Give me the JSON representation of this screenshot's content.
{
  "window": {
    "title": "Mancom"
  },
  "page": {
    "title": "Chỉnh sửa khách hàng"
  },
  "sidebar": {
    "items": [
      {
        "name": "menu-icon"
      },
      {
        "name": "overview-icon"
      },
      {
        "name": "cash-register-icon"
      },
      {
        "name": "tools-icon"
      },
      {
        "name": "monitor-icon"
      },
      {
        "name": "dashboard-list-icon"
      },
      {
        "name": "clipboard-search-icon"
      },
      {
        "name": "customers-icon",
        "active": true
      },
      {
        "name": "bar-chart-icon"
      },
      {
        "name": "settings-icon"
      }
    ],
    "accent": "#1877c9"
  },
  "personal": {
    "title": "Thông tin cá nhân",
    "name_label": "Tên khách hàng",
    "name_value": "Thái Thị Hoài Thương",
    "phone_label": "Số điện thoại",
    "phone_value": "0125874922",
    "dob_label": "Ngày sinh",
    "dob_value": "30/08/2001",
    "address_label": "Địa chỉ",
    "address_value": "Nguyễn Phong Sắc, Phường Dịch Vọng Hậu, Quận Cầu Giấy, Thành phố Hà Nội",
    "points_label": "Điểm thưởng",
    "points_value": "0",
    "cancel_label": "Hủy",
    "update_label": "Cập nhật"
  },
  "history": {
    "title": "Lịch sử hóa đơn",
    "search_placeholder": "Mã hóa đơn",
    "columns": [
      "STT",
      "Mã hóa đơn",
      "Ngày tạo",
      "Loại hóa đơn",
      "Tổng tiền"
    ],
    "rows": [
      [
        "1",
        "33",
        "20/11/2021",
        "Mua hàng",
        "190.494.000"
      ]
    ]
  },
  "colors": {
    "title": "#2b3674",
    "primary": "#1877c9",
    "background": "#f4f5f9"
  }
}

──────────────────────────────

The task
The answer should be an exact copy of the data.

Task output
Give me the JSON representation of this screenshot's content.
{
  "window": {
    "title": "Mancom"
  },
  "page": {
    "title": "Chỉnh sửa khách hàng"
  },
  "sidebar": {
    "items": [
      {
        "name": "menu-icon"
      },
      {
        "name": "overview-icon"
      },
      {
        "name": "cash-register-icon"
      },
      {
        "name": "tools-icon"
      },
      {
        "name": "monitor-icon"
      },
      {
        "name": "dashboard-list-icon"
      },
      {
        "name": "clipboard-search-icon"
      },
      {
        "name": "customers-icon",
        "active": true
      },
      {
        "name": "bar-chart-icon"
      },
      {
        "name": "settings-icon"
      }
    ],
    "accent": "#1877c9"
  },
  "personal": {
    "title": "Thông tin cá nhân",
    "name_label": "Tên khách hàng",
    "name_value": "Thái Thị Hoài Thương",
    "phone_label": "Số điện thoại",
    "phone_value": "0125874922",
    "dob_label": "Ngày sinh",
    "dob_value": "30/08/2001",
    "address_label": "Địa chỉ",
    "address_value": "Nguyễn Phong Sắc, Phường Dịch Vọng Hậu, Quận Cầu Giấy, Thành phố Hà Nội",
    "points_label": "Điểm thưởng",
    "points_value": "0",
    "cancel_label": "Hủy",
    "update_label": "Cập nhật"
  },
  "history": {
    "title": "Lịch sử hóa đơn",
    "search_placeholder": "Mã hóa đơn",
    "columns": [
      "STT",
      "Mã hóa đơn",
      "Ngày tạo",
      "Loại hóa đơn",
      "Tổng tiền"
    ],
    "rows": [
      [
        "1",
        "33",
        "20/11/2021",
        "Mua hàng",
        "190.494.000"
      ]
    ]
  },
  "colors": {
    "title": "#2b3674",
    "primary": "#1877c9",
    "background": "#f4f5f9"
  }
}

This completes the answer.